After making the CD, take it to the computer with the problem and then boot from this CD. The CD will eventually boot into a Windows-like graphic interface. After everything finishes loading, which takes a while, go to Start–>Programs–>Registry Tools–>RegEditPE. This will open up a registry editor that looks exactly the same as the one from Windows, and it will ask you for the location of the registry hives. All the registry hives are located in this folder:
Point the editor to the right files (shouldn’t be too hard, just select the file with the same name as the hive that the editor is asking for) and you now ready to correct your registry. Now on the left pane, there should be folder called something like REMOTE_HKEY_LOCAL_MACHINE or something similar. Expand that and navigate to the following location:
Now find the Userinit value in the main (right) pane. This value will either contain the incorrect data or it might be missing/have its name changed. If the Userinit is there but with the wrong data inside, right click it and change the data to:
If the value is missing or had its name changed to something else, like Userini4, then right click on the white space of the right pane, highlight New, and the click on string value from the dropout menu that appears. Name the value Userinit and put the above as its data. Delete the old value that had its name changed if it’s there. Now reboot your computer, take the CD out and you should be able to log into Windows just fine.
Solution 4 is the overall best solution for this problem, and I was able to fix computer after following its instructions. This solution works for pretty much every circumstance for this problem and it doesn’t create any bad side effects. You’ll also gain a useful tool for troubleshooting computers at the end, which might come in handy in the future.

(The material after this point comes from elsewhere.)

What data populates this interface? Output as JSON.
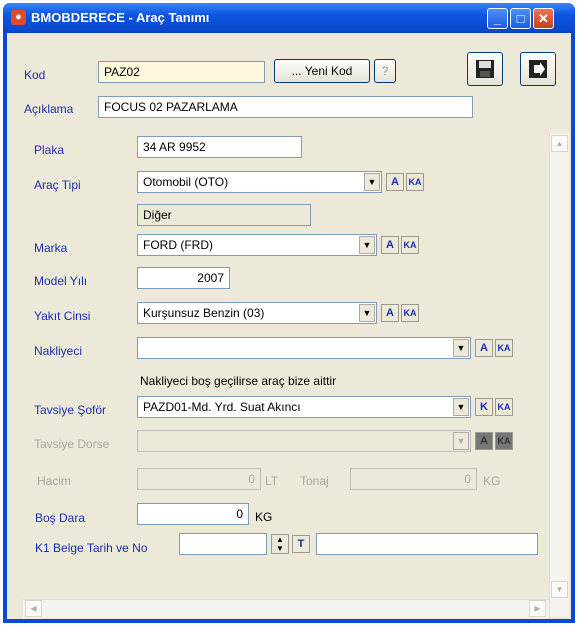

After going over all these possible courses of action, my advice to you is to use the last solution to make yourself the CD. If you are using Ad-Aware, then you should try solution 1 first and see if it works. Solutions 2 and 3 are not recommended for solving this particular problem, but they might be necessary for some other types of computer trouble. Hopefully, this article was of some help to you, and thank you for reading.